Cruising to the islands of Uros and Taquile is a popular activity for travelers in Puno. A few people had warned me that these cruises were touristy, but I wanted to visit the islands anyway.
Uros is a group of floating reed islands occupied by the Aymara people. My tour group cruised to one of the islands, where we met an Aymara family who showed us how they built homes and rafts out of reeds.
We then headed to Taquile to meet a Quechua family. They showed us how they wove and knitted traditional clothing and performed a couple of dances. For the last dance, the youngest member of the family–an adorable young boy–invited me to join. Soon, most of tour group members were out of their seats and stepping to the music.
The family also served us a delicious lunch of quinoa soup (one of my favorite foods from Bolivia and Peru) and trout, a Titicaca specialty.

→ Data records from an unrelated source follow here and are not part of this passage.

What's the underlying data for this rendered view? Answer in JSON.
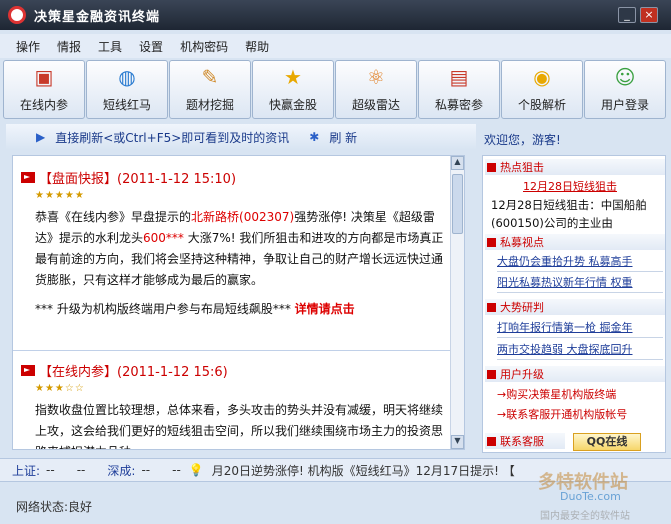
{
  "window": {
    "title": "决策星金融资讯终端"
  },
  "menu": [
    "操作",
    "情报",
    "工具",
    "设置",
    "机构密码",
    "帮助"
  ],
  "toolbar": [
    {
      "label": "在线内参",
      "icon": "tv-icon",
      "glyph": "▣",
      "color": "#c83a2a"
    },
    {
      "label": "短线红马",
      "icon": "globe-icon",
      "glyph": "◍",
      "color": "#2a7bd0"
    },
    {
      "label": "题材挖掘",
      "icon": "palette-icon",
      "glyph": "✎",
      "color": "#d08a2a"
    },
    {
      "label": "快赢金股",
      "icon": "star-icon",
      "glyph": "★",
      "color": "#e8a800"
    },
    {
      "label": "超级雷达",
      "icon": "radar-icon",
      "glyph": "⚛",
      "color": "#e07a1a"
    },
    {
      "label": "私募密参",
      "icon": "chat-icon",
      "glyph": "▤",
      "color": "#c83a2a"
    },
    {
      "label": "个股解析",
      "icon": "analysis-icon",
      "glyph": "◉",
      "color": "#e8a800"
    },
    {
      "label": "用户登录",
      "icon": "user-icon",
      "glyph": "☺",
      "color": "#3aa040"
    }
  ],
  "refresh": {
    "hint": "直接刷新<或Ctrl+F5>即可看到及时的资讯",
    "label": "刷 新"
  },
  "welcome": "欢迎您，游客!",
  "feed": [
    {
      "title": "【盘面快报】(2011-1-12 15:10)",
      "stars": "★★★★★",
      "text_a": "恭喜《在线内参》早盘提示的",
      "stock": "北新路桥(002307)",
      "text_b": "强势涨停! 决策星《超级雷达》提示的水利龙头",
      "gain": "600***",
      "text_c": " 大涨7%! 我们所狙击和进攻的方向都是市场真正最有前途的方向，我们将会坚持这种精神，争取让自己的财产增长远远快过通货膨胀，只有这样才能够成为最后的赢家。",
      "footer_a": "*** 升级为机构版终端用户参与布局短线飙股***",
      "footer_link": "详情请点击"
    },
    {
      "title": "【在线内参】(2011-1-12 15:6)",
      "stars": "★★★☆☆",
      "text": "指数收盘位置比较理想，总体来看，多头攻击的势头并没有减缓，明天将继续上攻，这会给我们更好的短线狙击空间，所以我们继续围绕市场主力的投资思路来捕捉潜力品种。"
    }
  ],
  "sidebar": {
    "hot_title": "热点狙击",
    "hot_link": "12月28日短线狙击",
    "hot_text": "12月28日短线狙击：中国船舶(600150)公司的主业由",
    "private_title": "私募视点",
    "private_items": [
      "大盘仍会重拾升势 私募高手",
      "阳光私募热议新年行情 权重"
    ],
    "trend_title": "大势研判",
    "trend_items": [
      "打响年报行情第一枪 掘金年",
      "两市交投趋弱 大盘探底回升"
    ],
    "upgrade_title": "用户升级",
    "upgrade_items": [
      "→购买决策星机构版终端",
      "→联系客服开通机构版帐号"
    ],
    "contact_title": "联系客服",
    "qq_label": "QQ在线"
  },
  "ticker": {
    "sh_label": "上证:",
    "sh_value": "--",
    "sh_change": "--",
    "sz_label": "深成:",
    "sz_value": "--",
    "sz_change": "--",
    "message": "月20日逆势涨停! 机构版《短线红马》12月17日提示! 【"
  },
  "status": "网络状态:良好",
  "watermark": {
    "brand": "多特软件站",
    "site": "DuoTe.com",
    "tagline": "国内最安全的软件站"
  }
}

We ended the day by walking by the lake. Just like in Bolivia, the views of Titicaca were beautiful.
My cruise was indeed touristy, so you should probably skip it if you’re looking for a more authentic experience. Nonetheless, I enjoyed getting a peek into the histories and cultures of Uros and Taquile.
While Puno isn’t as charming as Copacabana or Isla del Sol, it was worth visiting simply for the addicting empanadas at Ricos Pan. For dinner, I wolfed down cheese and chicken empanadas at a location a couple of blocks from my hostel. They were greasy, fatty, and so, so satisfying.
I attempted some “exercise” by walking around the city center, but I spotted another Ricos Pan a few blocks away. Even though I had eaten just minutes before, I had to pick up another cheese empanada. I don’t care if it’s sad that empanadas are among my fondest memories from Puno; I have no regrets.